I also took a few days off during Thanksgiving and went to see The Ferryman, which has transferred from London’s West End to Broadway. Just great.
Some suggestions on great places to stay in the West Country and Wales (I stayed as an Airbnb guest in all of these, although you might be able to book directly as well). Before coming to the details, let me mention that these suggestions are based on the conviviality and hospitality of the host(s), as well as value and space, not to mention location, running hot water etc. And this is just round 1, there are many more.
- Chestnut House, in Woolavington, Somerset, run by Kerry and Mark, who are terrific hosts. A wonderful old farmhouse and a fantastic location for walking, biking, riding on the West Somerset railway, the beach… And the house, which is 17th century, has literally the best fireplace I've seen in an Airbnb.
- if you're visiting the beautiful Gower peninsula in Wales, I can heartily recommend the 1739 farmhouse in LLangennith, which is owned by Adam.

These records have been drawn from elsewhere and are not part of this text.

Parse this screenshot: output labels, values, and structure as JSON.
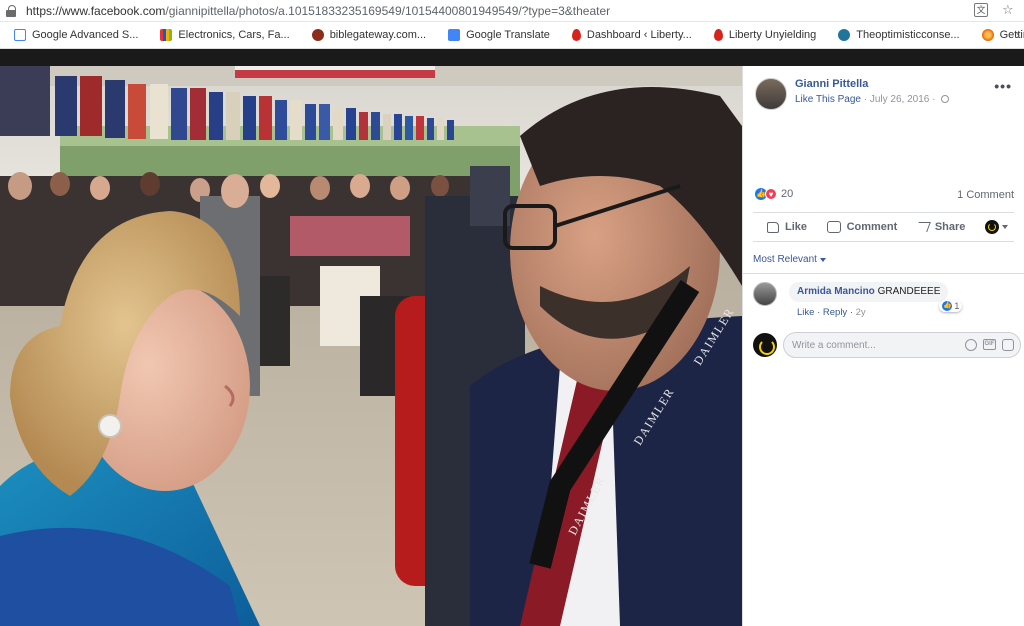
{
  "browser": {
    "url_main": "https://www.facebook.com",
    "url_rest": "/giannipittella/photos/a.10151833235169549/10154400801949549/?type=3&theater"
  },
  "bookmarks": [
    {
      "label": "Google Advanced S...",
      "color": "#4285f4"
    },
    {
      "label": "Electronics, Cars, Fa...",
      "color": "#e53238"
    },
    {
      "label": "biblegateway.com...",
      "color": "#8b2d1a"
    },
    {
      "label": "Google Translate",
      "color": "#4285f4"
    },
    {
      "label": "Dashboard ‹ Liberty...",
      "color": "#d4241c"
    },
    {
      "label": "Liberty Unyielding",
      "color": "#d4241c"
    },
    {
      "label": "Theoptimisticconse...",
      "color": "#21759b"
    },
    {
      "label": "Getting Started",
      "color": "#e66000"
    }
  ],
  "post": {
    "author": "Gianni Pittella",
    "like_page": "Like This Page",
    "date": "July 26, 2016",
    "separator": "·",
    "reaction_count": "20",
    "comment_count": "1 Comment",
    "actions": {
      "like": "Like",
      "comment": "Comment",
      "share": "Share"
    },
    "sort_label": "Most Relevant",
    "comment": {
      "name": "Armida Mancino",
      "text": "GRANDEEEE",
      "like": "Like",
      "reply": "Reply",
      "time": "2y",
      "react_count": "1"
    },
    "write_placeholder": "Write a comment..."
  },
  "photo": {
    "lanyard_text": "DAIMLER"
  }
}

Good for a sizeable group which will make their own entertainment. Scenery nearby is spectacular.
- Andrea’s house in Porthcawl was a rich musical experience and a lot of fun – her son is a musician and his partner is an opera singer, while Andrea plays the guitar and is a wonderful host.
- Barbara and Pete run Trellyffaint farm near Newport, Pembrokeshire. They’re New Zealanders running a fully working dairy farm. Just a great place and a wonderful couple.
A lesson, learnt the hard way, about buying petrol (gas) in England. Unless you are ostentatiously rich, do not buy at the motorway service stations. Drive a mile off the motorway to a supermarket, and save a lot.
Water in boots can be depressing, especially when you put them on the next morning. Having good quality boots stops the water getting in from deep puddles, but if you're wearing shorts, it comes in through the top very quickly. Boots take a surprisingly long time to dry out. Lesson: wear protective rain trousers when entering zones like Wales...
Welsh words for wind
Finally, you know the Inuit have many words for snow. I can only assume that the same applies in Welsh for the different types of wind. I looked up a few words and was intrigued to see how the words double up as indicators of “frequency”.** For example:
Still/no wind – “dim gwynt” This can also be roughly translated as “once in a blue moon” – so rare that you’ll remember the place/occasion for the rest of your life. Like seeing the snow leopard in the wild or experiencing a total solar eclipse.
Gentle breeze: “awel ysgafn” Also translatable as a rare occasion to be relished, and where you might struggle to remember the exact date when it happened before, although you’ll remember the place - like the first time you met your partner.
Howling gale: “galeu calon” Regular, normal occurrence. Rather like Mondays, for example. Not to mention Tuesdays, Wednesdays…
** Welsh speakers may not recognize these extended definitions. I ask them to consider them as suggestions as the language evolves.